• [Exercise prompt] Wherever the word "scale" appears in the entries, copy the whole line.

• [Records supplied]
-------
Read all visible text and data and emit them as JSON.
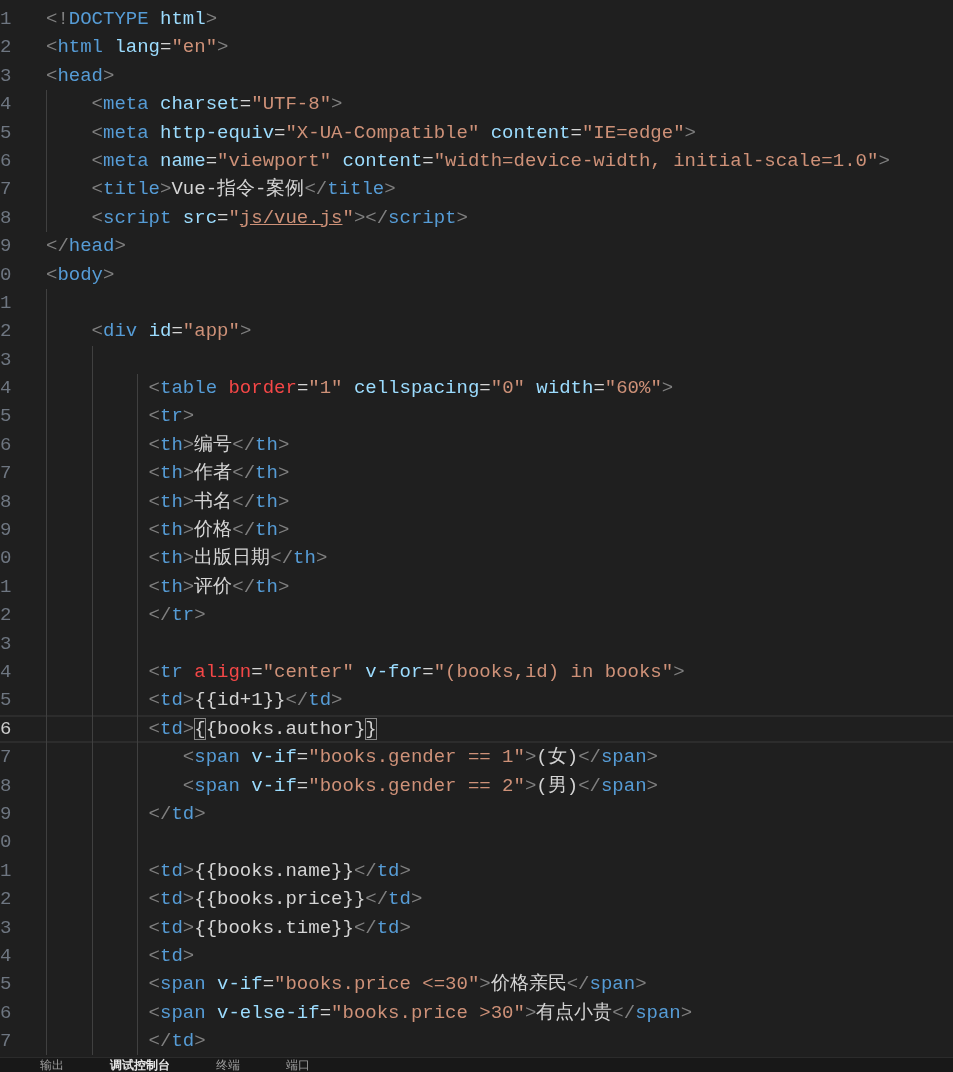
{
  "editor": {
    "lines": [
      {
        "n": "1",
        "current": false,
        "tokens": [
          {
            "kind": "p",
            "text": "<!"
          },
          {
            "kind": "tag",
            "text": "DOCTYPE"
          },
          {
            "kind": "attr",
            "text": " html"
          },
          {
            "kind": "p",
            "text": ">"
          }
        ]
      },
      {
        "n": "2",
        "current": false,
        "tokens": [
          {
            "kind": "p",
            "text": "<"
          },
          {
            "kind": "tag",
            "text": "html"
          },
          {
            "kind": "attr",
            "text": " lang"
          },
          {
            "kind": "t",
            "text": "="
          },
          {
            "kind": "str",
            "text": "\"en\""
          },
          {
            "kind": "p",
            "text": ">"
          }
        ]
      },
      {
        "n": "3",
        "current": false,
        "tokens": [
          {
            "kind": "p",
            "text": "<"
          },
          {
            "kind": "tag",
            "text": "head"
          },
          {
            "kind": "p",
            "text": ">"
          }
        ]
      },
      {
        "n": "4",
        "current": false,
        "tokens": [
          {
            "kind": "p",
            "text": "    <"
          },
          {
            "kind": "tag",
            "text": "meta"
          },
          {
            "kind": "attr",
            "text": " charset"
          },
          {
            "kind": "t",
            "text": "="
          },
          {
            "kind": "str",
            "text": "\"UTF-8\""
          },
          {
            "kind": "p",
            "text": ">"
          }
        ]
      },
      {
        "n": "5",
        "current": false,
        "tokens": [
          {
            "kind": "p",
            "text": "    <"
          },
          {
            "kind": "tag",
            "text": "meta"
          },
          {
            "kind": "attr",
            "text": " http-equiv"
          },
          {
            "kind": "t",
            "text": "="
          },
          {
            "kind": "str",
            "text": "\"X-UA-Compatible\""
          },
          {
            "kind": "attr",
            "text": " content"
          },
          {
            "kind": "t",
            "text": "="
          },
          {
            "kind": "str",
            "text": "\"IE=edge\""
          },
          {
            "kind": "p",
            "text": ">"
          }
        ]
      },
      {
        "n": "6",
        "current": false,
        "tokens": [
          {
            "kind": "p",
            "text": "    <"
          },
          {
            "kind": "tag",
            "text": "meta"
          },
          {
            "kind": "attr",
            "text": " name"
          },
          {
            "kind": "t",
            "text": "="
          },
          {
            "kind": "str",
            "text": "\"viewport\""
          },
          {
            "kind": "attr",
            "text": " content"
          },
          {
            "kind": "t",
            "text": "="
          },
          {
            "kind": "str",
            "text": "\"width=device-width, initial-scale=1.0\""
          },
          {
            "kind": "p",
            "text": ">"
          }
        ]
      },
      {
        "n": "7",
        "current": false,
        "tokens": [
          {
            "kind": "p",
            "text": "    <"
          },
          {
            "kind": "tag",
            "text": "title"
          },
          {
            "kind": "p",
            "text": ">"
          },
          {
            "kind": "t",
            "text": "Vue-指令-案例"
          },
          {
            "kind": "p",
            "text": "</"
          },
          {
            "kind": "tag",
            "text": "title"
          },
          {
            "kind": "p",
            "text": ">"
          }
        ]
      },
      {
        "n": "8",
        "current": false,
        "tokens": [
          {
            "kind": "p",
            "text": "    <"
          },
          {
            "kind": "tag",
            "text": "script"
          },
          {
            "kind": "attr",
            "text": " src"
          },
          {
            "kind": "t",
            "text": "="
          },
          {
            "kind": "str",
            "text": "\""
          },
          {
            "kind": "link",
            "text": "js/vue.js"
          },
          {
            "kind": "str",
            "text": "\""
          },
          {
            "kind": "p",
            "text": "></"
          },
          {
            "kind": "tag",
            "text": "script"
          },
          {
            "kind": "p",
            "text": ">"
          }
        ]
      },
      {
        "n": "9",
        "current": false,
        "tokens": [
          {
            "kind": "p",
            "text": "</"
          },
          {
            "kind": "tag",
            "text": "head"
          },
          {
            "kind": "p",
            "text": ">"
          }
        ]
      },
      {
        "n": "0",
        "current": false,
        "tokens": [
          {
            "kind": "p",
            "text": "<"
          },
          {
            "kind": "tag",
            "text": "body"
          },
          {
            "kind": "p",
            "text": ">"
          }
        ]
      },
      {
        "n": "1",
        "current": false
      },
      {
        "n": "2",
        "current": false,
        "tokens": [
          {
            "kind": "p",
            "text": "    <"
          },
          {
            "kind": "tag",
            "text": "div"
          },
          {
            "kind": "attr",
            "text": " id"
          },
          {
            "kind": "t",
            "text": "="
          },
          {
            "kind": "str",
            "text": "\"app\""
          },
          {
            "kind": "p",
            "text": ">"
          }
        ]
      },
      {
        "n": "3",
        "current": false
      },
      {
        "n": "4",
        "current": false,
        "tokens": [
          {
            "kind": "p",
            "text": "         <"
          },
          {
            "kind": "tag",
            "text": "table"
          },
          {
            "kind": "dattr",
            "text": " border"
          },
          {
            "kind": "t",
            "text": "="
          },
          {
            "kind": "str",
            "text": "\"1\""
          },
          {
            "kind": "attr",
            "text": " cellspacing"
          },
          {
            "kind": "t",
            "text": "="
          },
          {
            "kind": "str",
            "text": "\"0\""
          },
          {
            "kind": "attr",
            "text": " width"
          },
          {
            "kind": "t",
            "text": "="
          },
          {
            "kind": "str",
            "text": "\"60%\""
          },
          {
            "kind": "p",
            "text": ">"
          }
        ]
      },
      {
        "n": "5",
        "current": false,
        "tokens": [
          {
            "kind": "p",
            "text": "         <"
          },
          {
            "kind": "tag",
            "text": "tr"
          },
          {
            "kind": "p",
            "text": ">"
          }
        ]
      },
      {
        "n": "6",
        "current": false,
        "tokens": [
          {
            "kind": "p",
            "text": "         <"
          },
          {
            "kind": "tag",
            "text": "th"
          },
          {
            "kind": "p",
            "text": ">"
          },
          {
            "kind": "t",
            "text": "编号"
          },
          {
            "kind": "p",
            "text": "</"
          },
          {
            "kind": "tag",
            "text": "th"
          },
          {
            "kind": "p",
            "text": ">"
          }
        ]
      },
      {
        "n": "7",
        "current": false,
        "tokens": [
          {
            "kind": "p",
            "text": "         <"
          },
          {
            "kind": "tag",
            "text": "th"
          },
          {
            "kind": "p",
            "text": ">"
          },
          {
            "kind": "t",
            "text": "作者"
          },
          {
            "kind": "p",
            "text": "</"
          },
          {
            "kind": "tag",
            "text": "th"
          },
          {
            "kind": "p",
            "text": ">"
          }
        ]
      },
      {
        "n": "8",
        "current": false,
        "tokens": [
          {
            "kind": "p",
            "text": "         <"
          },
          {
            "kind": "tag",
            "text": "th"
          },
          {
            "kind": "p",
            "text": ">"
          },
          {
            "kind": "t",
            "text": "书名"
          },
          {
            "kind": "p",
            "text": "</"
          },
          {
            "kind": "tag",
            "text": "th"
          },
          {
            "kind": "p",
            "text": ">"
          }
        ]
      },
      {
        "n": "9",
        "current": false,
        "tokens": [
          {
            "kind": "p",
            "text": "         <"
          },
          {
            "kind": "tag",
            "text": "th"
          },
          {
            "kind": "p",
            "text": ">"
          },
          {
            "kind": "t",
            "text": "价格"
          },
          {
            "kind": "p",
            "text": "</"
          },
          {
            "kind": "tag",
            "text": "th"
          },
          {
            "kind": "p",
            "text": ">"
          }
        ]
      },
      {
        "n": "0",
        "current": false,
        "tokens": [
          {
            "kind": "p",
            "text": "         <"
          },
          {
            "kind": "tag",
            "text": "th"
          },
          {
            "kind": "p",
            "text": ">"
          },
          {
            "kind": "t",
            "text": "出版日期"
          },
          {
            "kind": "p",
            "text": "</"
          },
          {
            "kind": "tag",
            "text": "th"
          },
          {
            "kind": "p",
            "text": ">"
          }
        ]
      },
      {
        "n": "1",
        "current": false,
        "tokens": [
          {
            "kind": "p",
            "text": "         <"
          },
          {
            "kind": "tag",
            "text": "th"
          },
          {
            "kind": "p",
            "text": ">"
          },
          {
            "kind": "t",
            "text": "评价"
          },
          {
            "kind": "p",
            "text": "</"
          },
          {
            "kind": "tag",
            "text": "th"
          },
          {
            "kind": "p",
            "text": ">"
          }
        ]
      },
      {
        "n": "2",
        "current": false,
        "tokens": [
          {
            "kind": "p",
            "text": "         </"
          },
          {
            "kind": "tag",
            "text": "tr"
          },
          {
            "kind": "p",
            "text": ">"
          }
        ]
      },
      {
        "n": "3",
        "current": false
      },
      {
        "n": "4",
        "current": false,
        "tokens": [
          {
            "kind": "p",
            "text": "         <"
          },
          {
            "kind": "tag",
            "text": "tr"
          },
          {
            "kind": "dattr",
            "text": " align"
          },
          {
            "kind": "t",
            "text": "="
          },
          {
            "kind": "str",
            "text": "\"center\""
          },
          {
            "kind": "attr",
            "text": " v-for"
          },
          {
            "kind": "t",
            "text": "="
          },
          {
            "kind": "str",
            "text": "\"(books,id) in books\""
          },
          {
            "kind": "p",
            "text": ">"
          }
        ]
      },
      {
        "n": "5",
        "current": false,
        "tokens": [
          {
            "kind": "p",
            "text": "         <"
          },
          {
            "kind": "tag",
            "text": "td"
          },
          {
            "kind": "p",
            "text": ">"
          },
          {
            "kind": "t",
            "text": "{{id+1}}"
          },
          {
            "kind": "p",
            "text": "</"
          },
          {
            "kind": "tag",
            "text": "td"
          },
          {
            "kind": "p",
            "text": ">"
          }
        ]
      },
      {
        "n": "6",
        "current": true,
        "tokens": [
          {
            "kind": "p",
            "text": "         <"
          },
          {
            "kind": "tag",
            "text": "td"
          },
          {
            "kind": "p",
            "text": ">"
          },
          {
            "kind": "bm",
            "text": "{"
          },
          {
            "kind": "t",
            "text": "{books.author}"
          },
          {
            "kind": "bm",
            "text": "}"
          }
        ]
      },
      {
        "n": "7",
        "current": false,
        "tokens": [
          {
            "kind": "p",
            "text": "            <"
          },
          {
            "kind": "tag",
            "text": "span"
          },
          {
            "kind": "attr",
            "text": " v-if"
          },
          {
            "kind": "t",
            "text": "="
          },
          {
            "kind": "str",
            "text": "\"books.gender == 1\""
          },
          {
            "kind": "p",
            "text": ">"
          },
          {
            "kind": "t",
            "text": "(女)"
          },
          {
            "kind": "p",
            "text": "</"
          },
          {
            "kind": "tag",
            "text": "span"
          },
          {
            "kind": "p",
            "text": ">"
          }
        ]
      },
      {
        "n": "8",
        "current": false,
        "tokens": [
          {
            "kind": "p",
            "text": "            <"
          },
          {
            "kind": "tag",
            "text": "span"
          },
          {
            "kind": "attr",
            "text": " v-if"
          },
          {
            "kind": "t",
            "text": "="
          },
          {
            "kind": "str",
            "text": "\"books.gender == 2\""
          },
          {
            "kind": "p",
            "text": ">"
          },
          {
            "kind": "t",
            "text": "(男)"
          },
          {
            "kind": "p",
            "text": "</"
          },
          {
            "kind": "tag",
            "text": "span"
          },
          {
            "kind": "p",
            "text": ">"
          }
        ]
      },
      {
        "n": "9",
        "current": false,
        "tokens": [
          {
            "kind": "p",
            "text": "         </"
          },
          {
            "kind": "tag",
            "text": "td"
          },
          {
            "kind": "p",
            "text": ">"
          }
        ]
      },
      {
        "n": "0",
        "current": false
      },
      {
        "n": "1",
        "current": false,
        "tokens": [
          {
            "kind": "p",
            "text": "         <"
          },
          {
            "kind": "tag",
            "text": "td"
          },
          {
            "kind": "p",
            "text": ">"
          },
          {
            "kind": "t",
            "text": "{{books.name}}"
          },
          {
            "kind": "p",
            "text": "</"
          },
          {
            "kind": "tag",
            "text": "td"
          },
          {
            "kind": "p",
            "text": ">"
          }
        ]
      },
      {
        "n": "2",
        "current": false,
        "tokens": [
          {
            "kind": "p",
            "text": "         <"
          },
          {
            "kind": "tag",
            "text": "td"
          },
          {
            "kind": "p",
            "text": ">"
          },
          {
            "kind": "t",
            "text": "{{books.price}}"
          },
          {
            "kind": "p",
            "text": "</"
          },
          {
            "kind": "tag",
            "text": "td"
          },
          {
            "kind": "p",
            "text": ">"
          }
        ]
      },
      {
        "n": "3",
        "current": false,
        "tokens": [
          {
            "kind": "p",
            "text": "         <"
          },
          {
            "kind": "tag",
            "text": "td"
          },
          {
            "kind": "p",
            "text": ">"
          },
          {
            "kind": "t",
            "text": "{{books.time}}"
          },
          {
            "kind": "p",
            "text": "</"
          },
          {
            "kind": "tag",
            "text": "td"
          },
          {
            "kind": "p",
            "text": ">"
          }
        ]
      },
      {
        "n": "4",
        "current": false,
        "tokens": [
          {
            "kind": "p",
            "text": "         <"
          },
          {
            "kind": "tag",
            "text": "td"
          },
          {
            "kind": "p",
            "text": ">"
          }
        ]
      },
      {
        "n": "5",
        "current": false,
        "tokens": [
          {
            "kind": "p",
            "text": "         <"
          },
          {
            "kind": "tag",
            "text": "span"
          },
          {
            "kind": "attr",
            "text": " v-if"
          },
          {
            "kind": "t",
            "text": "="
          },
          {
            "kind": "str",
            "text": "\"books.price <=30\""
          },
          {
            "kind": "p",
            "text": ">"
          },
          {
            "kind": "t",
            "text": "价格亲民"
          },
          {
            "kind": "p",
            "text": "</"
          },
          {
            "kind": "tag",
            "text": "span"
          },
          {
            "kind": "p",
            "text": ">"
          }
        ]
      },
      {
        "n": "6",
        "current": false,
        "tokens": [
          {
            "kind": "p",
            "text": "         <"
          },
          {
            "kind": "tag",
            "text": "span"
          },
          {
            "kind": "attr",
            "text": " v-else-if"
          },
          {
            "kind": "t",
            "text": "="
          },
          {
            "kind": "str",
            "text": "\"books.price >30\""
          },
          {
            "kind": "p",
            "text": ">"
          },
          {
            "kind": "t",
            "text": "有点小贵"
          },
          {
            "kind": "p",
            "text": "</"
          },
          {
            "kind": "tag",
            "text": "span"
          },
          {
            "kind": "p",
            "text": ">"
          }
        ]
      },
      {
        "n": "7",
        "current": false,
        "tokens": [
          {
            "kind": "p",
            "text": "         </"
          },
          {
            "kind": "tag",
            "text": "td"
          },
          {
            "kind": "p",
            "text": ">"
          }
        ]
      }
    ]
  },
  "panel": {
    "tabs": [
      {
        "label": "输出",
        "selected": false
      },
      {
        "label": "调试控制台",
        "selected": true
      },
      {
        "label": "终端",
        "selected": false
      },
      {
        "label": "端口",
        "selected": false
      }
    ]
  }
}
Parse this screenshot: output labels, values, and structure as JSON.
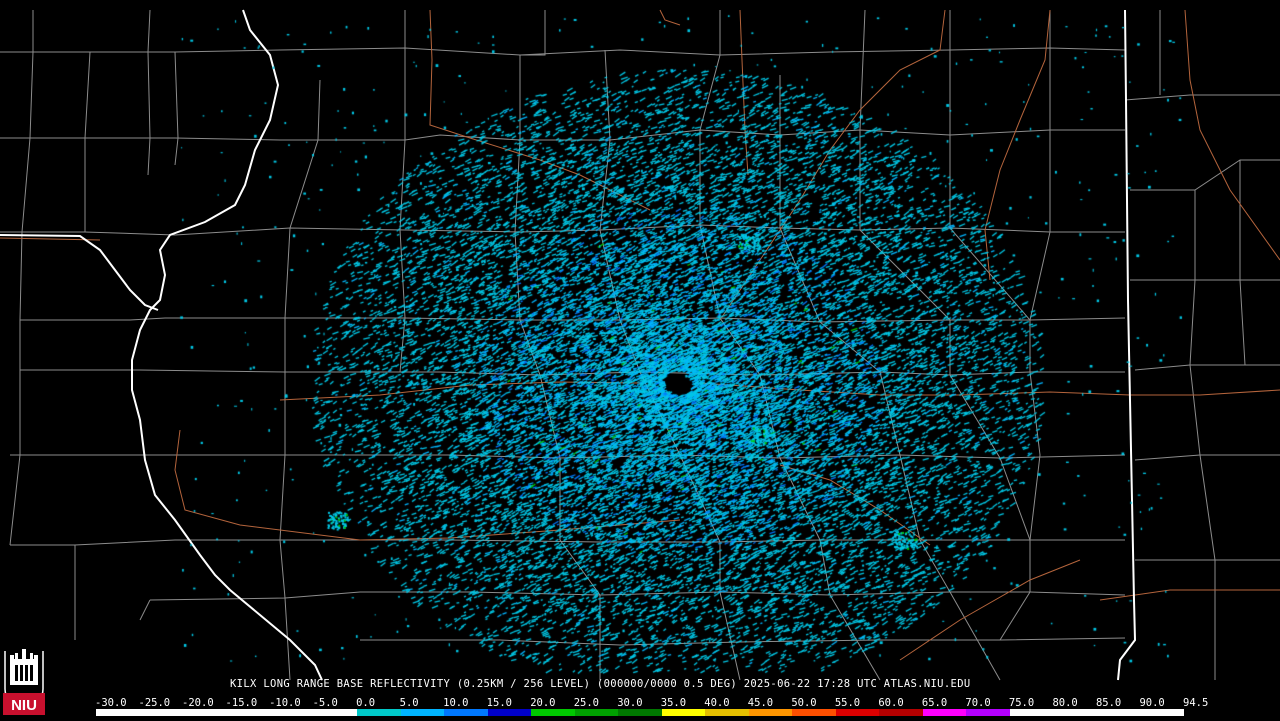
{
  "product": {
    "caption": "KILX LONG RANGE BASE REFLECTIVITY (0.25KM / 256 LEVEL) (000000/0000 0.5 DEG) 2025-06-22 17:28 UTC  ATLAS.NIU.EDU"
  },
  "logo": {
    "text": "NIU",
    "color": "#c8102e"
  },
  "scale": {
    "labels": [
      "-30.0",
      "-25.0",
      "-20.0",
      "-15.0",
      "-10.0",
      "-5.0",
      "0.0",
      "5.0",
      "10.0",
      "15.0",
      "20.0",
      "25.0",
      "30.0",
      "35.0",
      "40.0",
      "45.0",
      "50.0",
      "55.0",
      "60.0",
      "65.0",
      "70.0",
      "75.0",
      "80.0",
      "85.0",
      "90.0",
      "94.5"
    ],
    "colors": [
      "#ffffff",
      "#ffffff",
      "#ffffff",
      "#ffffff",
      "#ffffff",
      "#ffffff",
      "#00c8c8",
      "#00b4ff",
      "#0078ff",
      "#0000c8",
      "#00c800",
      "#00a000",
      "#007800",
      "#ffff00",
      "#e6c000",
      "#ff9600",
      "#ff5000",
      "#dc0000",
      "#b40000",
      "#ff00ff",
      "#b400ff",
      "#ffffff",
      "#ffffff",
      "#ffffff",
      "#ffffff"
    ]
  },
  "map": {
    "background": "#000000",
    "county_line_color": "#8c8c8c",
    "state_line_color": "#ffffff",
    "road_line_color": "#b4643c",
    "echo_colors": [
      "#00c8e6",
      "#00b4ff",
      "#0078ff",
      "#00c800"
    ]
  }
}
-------
• [Result of the task]
            "text": "\"width=device-width, initial-scale=1.0\""
  "scale": {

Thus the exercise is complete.